To be afforded protection under the Act, an applicant is required to register the trademark with the Registrar of Trademarks at the Kenya Industrial Property Institute, using the prescribed Form TM2 and providing a specimen of the trademark. Trademark protection is available for product names, logos, dress, certification marks and collective marks. Trademarks must be distinctive for them to be registrable and enforceable against third parties unless acquired distinctiveness through use can be proven. Additionally, holders of international registrations of a trademark may extend their registrations to cover Kenya by designating Kenya through the Madrid System or ARIPO System.

Upon registration of a trademark, the proprietor of the trademark will enjoy the right to exclusive use of the trademark.

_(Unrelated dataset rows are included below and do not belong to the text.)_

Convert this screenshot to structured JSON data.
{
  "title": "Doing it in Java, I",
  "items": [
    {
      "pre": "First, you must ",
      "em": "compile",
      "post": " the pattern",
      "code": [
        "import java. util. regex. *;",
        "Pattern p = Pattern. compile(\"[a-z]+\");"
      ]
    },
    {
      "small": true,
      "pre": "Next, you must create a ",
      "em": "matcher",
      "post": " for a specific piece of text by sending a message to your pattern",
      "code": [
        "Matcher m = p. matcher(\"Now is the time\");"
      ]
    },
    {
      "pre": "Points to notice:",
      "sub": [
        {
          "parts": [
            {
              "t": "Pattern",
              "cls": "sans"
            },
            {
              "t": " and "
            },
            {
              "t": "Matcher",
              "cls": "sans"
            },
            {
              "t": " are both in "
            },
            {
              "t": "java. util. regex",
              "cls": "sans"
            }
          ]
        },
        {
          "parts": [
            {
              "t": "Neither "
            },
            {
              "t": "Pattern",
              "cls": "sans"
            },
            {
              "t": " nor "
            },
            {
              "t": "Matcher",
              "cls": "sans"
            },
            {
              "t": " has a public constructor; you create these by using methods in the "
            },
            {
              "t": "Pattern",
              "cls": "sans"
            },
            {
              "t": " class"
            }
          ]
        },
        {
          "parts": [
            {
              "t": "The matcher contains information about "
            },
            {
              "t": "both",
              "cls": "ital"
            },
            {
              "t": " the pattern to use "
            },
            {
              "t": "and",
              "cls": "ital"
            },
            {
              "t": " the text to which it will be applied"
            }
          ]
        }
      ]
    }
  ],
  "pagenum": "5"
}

Upon infringement of the right, the proprietor can institute a claim for damages and may obtain an injunction preventing future use of the infringing mark.

A fintech business seeking to avoid infringing on any existing brands should conduct a search of the particular mark they propose to use at the trademarks registry to determine whether a brand is available for use or registration prior to use in Kenya.

Remedies for infringement of IP

What remedies are available to individuals or companies whose intellectual property rights have been infringed?

In terms of copyright infringement under the Copyright Act 2001, an aggrieved party should alert the Kenya Copyright Board to seize the infringing materials and initiate appropriate criminal proceedings. Civil proceedings may also be initiated by aggrieved parties, and some of the remedies that may be sought include injunctions and damages.

In respect of trademarks, enforcement proceedings can be filed against any infringing action before the High Court of Kenya upon registration of the trademark. If successful, the aggrieved party may be entitled to an injunction to prevent the future use of the trademark, damages, an account for profits by the infringer, delivery up and destruction of goods, products or material bearing the infringing marks. Where the trademark is yet to be registered, enforcement proceedings (opposition or expungement) should be brought before the Kenya Industrial Property Institute.

Patent infringement proceedings are instituted before the Industrial Property Tribunal, which sits within the Kenya Industrial Property Institute. The aggrieved party may be entitled to an injunction to prevent the future use of the patent and damages.

Law stated date

Correct on:

Give the date on which the above content is accurate.

19 June 2020.